#### Instructions to follow
For the word "from", report how many lines of the records below contain it, and nothing more.

(Items listed in a dataset)
==================================================
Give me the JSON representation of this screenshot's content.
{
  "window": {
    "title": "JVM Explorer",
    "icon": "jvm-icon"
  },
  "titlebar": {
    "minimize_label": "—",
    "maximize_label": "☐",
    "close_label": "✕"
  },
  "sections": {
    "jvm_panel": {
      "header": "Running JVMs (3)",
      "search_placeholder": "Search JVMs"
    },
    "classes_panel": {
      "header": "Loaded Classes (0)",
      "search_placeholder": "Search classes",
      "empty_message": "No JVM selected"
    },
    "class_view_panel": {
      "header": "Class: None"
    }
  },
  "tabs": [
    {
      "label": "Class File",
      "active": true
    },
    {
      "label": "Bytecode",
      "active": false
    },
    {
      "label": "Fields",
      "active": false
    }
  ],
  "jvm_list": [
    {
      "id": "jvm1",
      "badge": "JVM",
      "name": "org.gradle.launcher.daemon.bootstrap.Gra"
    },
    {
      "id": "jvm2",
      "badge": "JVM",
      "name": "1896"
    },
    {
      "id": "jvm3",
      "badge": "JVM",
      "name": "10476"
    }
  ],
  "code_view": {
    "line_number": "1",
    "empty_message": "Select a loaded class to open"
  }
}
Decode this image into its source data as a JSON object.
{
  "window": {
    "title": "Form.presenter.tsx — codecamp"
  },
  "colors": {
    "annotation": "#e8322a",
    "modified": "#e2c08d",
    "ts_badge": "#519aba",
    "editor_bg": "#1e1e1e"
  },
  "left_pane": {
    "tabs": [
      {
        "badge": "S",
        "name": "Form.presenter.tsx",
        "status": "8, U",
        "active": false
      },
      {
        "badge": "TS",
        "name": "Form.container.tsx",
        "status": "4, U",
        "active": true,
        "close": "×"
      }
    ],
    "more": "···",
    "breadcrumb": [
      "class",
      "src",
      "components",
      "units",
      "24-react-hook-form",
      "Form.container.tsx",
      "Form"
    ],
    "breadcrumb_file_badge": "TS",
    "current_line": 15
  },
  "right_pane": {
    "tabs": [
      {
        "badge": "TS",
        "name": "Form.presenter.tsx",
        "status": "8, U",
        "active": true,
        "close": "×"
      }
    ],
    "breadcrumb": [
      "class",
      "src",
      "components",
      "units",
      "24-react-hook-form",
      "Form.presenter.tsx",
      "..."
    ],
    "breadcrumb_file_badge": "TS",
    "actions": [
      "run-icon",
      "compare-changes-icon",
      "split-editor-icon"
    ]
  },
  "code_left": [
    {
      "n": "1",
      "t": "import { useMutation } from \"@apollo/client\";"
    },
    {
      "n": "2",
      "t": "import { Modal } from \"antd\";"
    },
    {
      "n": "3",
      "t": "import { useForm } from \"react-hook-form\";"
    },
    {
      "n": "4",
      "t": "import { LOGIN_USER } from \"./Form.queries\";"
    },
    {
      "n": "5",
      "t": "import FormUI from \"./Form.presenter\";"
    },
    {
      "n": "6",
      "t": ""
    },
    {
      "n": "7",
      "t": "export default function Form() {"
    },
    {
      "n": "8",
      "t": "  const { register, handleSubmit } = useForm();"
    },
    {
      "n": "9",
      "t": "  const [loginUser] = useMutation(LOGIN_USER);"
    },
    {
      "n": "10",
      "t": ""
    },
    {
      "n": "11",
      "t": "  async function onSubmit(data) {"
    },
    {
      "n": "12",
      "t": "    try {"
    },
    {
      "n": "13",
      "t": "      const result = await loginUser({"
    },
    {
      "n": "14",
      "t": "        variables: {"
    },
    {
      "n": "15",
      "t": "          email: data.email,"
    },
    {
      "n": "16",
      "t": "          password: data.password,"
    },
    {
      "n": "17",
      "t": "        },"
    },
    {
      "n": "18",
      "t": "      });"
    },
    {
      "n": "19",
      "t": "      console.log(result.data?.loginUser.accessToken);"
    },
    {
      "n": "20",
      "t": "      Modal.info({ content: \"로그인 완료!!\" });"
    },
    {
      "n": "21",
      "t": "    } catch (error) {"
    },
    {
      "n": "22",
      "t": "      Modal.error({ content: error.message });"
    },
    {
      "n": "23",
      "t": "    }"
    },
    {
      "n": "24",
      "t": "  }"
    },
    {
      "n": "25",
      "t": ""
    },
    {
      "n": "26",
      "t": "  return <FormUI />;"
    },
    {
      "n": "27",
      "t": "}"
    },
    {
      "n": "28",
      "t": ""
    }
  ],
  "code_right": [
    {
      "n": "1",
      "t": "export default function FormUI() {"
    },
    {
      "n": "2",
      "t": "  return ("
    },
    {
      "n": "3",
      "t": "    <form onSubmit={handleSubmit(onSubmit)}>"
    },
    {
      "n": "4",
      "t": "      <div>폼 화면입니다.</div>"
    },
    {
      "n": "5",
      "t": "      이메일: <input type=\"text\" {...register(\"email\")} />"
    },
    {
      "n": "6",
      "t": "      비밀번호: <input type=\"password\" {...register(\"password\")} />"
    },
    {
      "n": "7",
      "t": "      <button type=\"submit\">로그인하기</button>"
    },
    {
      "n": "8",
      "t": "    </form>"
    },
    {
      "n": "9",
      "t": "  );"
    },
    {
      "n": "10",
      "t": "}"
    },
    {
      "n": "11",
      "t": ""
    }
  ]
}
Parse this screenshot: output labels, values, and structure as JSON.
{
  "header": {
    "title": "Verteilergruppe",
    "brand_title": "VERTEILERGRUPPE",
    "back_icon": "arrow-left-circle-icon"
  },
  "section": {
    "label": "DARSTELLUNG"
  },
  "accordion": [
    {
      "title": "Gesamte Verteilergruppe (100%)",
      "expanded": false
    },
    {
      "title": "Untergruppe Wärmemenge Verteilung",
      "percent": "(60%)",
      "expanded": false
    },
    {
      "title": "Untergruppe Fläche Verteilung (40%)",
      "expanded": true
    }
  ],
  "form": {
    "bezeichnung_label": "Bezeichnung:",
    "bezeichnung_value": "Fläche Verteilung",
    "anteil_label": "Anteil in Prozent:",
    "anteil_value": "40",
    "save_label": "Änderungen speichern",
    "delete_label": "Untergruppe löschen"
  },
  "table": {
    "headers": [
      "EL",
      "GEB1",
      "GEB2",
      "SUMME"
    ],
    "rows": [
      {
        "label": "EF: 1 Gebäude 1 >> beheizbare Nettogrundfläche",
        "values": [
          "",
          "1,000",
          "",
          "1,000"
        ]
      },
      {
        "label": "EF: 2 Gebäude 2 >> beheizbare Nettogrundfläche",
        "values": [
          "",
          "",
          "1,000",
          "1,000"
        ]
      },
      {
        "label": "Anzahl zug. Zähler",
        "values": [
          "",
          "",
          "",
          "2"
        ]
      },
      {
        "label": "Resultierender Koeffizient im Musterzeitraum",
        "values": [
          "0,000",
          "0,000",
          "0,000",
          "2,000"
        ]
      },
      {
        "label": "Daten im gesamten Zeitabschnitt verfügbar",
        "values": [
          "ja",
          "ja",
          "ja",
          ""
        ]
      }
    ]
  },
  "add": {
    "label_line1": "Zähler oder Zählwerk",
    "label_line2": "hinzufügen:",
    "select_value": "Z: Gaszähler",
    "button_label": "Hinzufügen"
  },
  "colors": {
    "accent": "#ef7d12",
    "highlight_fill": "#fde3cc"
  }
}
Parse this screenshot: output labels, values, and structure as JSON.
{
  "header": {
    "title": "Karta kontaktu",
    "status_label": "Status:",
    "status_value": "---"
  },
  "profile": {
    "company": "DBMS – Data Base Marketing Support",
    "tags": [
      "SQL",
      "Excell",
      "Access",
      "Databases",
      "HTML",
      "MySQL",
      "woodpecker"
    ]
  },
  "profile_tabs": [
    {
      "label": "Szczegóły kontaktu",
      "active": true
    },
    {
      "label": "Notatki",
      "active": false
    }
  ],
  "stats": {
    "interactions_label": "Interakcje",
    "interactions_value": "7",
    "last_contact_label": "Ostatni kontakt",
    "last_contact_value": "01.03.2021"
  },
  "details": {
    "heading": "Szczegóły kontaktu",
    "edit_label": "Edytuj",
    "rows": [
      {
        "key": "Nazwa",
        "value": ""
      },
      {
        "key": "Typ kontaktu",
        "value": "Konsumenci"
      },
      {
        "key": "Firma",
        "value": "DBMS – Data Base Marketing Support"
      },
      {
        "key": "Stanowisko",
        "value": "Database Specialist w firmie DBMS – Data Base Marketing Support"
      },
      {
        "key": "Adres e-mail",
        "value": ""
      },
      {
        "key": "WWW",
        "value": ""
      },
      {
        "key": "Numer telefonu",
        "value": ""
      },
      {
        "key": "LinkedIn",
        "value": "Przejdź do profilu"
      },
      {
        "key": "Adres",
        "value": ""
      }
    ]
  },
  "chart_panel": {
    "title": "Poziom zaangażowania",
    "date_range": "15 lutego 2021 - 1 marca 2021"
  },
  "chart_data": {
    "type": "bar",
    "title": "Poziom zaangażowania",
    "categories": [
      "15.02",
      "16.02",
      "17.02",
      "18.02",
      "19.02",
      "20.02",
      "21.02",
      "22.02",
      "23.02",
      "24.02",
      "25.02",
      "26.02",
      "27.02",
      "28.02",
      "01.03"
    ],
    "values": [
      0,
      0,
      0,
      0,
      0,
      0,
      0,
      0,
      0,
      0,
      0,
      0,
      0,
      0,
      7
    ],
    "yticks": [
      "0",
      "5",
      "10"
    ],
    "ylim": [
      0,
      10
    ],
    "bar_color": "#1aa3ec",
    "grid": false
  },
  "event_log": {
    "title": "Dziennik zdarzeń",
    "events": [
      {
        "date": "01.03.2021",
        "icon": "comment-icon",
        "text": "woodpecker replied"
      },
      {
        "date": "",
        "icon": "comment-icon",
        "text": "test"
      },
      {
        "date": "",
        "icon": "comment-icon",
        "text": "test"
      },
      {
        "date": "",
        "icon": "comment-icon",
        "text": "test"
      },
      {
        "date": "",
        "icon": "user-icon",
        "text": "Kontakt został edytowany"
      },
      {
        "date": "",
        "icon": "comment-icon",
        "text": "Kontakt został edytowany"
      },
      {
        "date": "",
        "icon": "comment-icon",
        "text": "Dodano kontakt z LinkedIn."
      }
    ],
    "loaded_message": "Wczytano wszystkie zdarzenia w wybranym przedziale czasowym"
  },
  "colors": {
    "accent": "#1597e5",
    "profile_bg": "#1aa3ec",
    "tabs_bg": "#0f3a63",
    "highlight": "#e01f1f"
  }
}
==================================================
#### Answer for the task
5